→ Data to use
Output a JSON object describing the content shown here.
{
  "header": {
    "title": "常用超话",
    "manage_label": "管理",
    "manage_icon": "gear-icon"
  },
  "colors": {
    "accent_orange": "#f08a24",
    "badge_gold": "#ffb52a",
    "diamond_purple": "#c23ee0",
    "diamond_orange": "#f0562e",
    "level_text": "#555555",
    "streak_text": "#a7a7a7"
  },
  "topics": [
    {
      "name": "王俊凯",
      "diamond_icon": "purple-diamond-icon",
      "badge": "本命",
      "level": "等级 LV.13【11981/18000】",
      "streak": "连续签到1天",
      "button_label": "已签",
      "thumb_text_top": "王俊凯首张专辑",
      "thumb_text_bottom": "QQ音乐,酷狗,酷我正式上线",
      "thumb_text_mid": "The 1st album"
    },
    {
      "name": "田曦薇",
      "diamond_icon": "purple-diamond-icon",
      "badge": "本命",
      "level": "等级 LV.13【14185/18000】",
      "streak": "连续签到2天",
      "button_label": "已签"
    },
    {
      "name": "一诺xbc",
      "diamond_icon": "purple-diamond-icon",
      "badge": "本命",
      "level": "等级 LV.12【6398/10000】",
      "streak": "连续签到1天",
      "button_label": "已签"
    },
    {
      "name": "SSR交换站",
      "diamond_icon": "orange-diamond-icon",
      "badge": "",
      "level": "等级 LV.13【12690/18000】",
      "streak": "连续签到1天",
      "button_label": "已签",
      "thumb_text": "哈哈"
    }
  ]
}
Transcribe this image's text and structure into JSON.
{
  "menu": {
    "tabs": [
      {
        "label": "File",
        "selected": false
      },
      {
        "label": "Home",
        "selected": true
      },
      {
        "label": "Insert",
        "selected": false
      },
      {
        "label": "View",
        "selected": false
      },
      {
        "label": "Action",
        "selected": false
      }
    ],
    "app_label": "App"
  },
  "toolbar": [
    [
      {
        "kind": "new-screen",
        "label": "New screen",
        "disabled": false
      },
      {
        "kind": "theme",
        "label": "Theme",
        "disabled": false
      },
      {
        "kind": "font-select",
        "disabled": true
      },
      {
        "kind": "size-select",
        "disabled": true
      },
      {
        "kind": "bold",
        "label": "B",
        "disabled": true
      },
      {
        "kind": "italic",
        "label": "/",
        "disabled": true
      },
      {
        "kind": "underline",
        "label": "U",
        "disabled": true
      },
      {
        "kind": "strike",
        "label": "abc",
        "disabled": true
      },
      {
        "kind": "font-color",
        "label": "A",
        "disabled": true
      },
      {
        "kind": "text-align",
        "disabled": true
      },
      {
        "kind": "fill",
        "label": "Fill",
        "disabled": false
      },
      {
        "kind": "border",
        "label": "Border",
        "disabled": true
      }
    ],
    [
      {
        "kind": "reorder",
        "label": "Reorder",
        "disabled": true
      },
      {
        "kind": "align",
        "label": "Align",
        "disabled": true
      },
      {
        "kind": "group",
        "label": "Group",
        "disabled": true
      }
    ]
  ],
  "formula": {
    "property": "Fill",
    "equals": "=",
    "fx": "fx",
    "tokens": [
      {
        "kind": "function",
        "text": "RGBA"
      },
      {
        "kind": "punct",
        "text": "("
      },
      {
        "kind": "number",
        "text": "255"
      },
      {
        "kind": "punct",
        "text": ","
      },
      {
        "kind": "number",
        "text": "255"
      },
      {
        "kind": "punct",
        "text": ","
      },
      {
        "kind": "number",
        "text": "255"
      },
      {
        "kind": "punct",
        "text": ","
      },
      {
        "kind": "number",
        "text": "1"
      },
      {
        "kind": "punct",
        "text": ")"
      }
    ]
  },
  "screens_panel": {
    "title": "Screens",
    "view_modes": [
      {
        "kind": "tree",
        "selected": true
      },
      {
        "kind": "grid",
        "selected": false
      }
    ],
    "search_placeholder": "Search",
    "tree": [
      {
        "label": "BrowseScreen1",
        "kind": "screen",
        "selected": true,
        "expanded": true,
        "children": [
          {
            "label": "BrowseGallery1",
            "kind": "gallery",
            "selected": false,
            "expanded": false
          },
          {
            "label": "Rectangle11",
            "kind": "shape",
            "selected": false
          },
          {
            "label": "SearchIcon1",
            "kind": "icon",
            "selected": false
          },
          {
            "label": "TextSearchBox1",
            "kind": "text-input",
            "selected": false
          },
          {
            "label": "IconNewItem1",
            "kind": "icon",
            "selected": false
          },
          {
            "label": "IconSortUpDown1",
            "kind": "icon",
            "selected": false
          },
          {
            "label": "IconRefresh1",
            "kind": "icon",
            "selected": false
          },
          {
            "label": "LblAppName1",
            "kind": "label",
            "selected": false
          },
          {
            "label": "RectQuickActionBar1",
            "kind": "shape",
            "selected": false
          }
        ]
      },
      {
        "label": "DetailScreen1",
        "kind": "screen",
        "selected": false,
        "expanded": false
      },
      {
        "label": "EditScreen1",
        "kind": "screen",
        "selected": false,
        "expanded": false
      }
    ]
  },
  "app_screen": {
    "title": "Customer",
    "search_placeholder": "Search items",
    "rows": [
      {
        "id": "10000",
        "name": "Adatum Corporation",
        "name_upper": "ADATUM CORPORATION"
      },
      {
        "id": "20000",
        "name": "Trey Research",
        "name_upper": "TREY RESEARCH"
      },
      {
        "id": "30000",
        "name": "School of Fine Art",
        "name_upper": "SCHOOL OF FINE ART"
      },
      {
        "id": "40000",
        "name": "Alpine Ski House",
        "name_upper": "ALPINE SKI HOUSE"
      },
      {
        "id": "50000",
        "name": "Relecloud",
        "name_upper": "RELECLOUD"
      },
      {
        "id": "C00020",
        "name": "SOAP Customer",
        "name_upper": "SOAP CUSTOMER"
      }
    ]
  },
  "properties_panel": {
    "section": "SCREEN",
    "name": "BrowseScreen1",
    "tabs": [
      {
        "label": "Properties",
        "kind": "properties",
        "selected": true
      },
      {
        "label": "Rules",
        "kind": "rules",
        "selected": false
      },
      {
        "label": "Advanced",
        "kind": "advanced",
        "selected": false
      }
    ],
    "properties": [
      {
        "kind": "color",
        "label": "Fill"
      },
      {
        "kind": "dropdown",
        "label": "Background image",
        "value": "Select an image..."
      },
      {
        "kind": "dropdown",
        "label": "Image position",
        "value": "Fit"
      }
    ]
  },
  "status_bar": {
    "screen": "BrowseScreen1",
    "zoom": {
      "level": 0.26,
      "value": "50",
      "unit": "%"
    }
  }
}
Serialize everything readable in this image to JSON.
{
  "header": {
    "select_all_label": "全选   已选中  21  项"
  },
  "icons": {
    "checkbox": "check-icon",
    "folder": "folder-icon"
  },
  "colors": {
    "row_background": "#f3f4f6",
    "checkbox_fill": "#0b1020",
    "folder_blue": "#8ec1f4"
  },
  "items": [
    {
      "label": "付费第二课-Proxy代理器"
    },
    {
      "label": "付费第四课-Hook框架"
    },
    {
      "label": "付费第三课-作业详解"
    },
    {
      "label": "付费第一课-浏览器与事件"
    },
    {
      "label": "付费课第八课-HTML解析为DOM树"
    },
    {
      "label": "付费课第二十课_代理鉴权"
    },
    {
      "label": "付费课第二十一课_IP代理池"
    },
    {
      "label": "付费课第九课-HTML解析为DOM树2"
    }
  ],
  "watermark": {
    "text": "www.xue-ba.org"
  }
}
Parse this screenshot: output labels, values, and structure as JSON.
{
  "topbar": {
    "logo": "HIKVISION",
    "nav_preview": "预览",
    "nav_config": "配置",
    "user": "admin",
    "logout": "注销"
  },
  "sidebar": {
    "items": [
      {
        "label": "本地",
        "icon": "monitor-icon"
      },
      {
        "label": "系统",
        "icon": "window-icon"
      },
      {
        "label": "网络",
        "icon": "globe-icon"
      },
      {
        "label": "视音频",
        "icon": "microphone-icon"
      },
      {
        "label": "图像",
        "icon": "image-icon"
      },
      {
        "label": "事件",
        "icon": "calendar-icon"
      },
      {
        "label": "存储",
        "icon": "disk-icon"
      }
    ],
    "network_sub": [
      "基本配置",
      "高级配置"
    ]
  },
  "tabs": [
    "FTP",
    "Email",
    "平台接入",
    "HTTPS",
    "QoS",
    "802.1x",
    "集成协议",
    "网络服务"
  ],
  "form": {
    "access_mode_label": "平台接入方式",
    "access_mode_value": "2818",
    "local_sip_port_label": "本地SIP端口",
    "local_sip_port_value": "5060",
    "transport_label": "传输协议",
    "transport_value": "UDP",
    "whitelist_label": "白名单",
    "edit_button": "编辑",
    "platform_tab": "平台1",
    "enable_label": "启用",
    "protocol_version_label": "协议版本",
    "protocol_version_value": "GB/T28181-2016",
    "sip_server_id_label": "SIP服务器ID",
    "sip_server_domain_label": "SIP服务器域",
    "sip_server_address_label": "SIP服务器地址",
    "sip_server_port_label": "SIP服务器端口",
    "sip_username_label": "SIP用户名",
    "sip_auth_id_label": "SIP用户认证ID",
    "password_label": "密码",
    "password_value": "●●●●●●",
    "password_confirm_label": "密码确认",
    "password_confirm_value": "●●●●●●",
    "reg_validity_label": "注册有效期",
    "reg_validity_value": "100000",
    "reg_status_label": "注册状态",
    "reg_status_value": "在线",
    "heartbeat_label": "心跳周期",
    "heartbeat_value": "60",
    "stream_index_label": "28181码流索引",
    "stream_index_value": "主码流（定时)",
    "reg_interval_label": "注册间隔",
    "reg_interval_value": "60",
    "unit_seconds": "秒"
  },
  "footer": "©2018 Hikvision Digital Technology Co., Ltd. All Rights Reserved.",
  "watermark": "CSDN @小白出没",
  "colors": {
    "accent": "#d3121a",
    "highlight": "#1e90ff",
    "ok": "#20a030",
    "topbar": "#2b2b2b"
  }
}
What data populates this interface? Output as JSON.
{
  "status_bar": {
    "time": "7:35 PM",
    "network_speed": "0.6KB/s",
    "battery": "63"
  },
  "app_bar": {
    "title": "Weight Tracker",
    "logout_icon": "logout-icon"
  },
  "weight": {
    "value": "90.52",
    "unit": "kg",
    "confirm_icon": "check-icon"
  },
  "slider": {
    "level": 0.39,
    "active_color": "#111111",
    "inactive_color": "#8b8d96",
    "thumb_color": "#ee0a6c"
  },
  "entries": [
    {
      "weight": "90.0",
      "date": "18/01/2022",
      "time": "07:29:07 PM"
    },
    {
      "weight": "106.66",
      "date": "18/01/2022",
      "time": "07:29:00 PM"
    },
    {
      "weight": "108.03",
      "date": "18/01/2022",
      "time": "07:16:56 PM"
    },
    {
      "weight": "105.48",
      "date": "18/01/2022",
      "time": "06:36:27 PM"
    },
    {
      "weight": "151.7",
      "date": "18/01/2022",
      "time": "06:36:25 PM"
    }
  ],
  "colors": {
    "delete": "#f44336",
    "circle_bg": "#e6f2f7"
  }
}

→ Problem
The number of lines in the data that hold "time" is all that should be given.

→ Response below
6